Landfarming is a widely used method of treating petrochemical waste through microbial biodegradation. The effects of residual petrochemical contamination on wildlife, especially terrestrial mammals, are poody understood. The effects of contaminants on the immune system and hematology of cotton rats (Sigmodon hispidus) living on five abandoned petrochemical landfarms (units 1-5) in Oklahoma were studied. Cotton rats were sampled seasonally (summer and winter) from each landfarm and from five ecologically matched reference sites for 2 yr (1998-2000) and returned to the laboratory for immunological and hematological assays. Overall analysis indicated that rats inhabiting landfarms exhibited decreased relative spleen size compared to rats collected from reference sites, with the landfarm at unit 1 showing the greatest reduction. Cotton rats collected from landfarms also had increased hemoglobin, hematocrit, and platelet levels and decreased blood leukocytes during summer. During winter, an increase in the number of popliteal node white blood cells was observed from rats collected on landfarms. No marked difference was detected for lymphocyte proliferation in response to concanavalin A, pokeweed, or interleukin-2. Lymphokine-activated killer cell lytic ability showed a seasonal pattern, but no treatment differences. No differences between landfarm and reference sites were detected in the hypersensitivity reaction of rats given an intradermal injection of phytohemagluttinin (PHA-P). Comparisons within individual sites indicated that two sites (units 1 and 3) had the greatest effects on immune function and hematology of cotton rats. The results of this study suggest that residual petrochemical waste affects the immune system and hematology of cotton rats living on abandoned landfarms during summer and is complicated by variation in the contaminants found on individual petroleum sites.
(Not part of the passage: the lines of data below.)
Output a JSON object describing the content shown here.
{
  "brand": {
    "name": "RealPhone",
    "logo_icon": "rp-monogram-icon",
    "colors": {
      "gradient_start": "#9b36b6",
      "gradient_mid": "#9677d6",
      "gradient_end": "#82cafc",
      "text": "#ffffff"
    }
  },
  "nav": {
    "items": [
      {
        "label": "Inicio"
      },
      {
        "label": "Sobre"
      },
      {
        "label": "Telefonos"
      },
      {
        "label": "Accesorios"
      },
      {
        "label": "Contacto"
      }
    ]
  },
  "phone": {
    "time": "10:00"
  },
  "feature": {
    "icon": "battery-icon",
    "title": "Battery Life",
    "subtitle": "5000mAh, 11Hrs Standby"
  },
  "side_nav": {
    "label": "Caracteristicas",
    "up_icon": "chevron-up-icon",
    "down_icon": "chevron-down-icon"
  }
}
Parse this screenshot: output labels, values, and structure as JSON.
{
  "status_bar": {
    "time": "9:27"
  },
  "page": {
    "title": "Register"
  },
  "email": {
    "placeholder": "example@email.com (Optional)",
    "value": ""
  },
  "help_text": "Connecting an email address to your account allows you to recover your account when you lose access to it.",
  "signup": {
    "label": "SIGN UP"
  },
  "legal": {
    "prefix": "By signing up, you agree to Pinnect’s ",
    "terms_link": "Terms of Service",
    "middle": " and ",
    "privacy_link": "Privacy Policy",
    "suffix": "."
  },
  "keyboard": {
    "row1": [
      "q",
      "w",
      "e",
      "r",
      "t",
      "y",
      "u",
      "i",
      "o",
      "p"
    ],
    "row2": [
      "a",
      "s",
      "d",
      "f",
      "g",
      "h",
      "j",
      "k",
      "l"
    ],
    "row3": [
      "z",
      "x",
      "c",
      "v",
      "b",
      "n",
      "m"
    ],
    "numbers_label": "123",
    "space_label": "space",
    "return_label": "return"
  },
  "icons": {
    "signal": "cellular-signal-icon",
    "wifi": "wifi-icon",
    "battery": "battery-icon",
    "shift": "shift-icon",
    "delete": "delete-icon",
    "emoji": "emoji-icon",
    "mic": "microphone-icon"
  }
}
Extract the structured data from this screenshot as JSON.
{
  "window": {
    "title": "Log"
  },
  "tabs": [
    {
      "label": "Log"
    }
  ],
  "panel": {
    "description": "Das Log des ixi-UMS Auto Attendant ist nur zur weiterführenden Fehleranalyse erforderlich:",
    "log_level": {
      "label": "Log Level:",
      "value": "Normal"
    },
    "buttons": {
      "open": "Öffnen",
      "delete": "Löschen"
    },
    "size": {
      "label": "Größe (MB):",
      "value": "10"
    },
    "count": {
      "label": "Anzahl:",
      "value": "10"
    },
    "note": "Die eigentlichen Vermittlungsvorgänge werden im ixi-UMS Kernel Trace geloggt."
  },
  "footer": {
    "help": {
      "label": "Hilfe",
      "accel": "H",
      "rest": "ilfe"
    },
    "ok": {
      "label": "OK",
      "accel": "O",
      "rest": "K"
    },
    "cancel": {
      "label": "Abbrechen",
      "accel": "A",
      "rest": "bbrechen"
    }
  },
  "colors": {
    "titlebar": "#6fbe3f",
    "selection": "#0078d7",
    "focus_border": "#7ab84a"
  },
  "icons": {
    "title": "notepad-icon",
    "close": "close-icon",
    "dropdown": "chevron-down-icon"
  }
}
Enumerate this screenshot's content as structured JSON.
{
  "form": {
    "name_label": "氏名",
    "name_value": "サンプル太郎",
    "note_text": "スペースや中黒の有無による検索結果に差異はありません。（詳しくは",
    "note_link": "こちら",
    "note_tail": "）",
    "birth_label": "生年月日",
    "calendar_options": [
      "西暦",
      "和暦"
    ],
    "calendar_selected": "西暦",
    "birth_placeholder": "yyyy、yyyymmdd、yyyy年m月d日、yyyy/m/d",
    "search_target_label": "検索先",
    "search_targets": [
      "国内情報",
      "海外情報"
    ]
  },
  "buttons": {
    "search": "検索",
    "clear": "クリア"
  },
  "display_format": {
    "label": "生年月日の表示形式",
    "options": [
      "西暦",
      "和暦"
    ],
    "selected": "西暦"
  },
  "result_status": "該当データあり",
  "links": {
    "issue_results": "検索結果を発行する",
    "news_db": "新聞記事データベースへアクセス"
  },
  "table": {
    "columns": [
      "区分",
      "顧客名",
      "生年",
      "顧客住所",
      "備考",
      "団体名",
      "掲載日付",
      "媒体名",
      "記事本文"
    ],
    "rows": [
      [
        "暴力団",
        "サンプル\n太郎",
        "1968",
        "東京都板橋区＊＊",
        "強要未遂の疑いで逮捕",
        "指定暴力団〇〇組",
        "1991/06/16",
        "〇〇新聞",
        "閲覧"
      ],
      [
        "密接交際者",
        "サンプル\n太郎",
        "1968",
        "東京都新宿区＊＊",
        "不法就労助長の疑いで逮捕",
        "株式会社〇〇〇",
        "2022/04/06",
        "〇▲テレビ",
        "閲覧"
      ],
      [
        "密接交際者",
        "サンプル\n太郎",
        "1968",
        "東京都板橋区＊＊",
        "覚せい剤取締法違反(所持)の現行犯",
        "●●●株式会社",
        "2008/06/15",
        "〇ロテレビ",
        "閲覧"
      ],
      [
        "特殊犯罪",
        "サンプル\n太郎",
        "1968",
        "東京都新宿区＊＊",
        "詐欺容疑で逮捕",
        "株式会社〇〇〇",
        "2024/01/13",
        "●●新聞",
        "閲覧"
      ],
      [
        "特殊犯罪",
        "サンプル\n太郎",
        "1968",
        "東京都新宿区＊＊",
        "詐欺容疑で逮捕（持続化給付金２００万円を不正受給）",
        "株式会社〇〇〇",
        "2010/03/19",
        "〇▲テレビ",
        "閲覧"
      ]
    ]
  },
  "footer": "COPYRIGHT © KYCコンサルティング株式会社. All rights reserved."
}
|Original language||English (US)|
|Number of pages||19|
|Journal||Journal of Toxicology and Environmental Health - Part A|
|State||Published - Feb 28 2003|
ASJC Scopus subject areas
- Health, Toxicology and Mutagenesis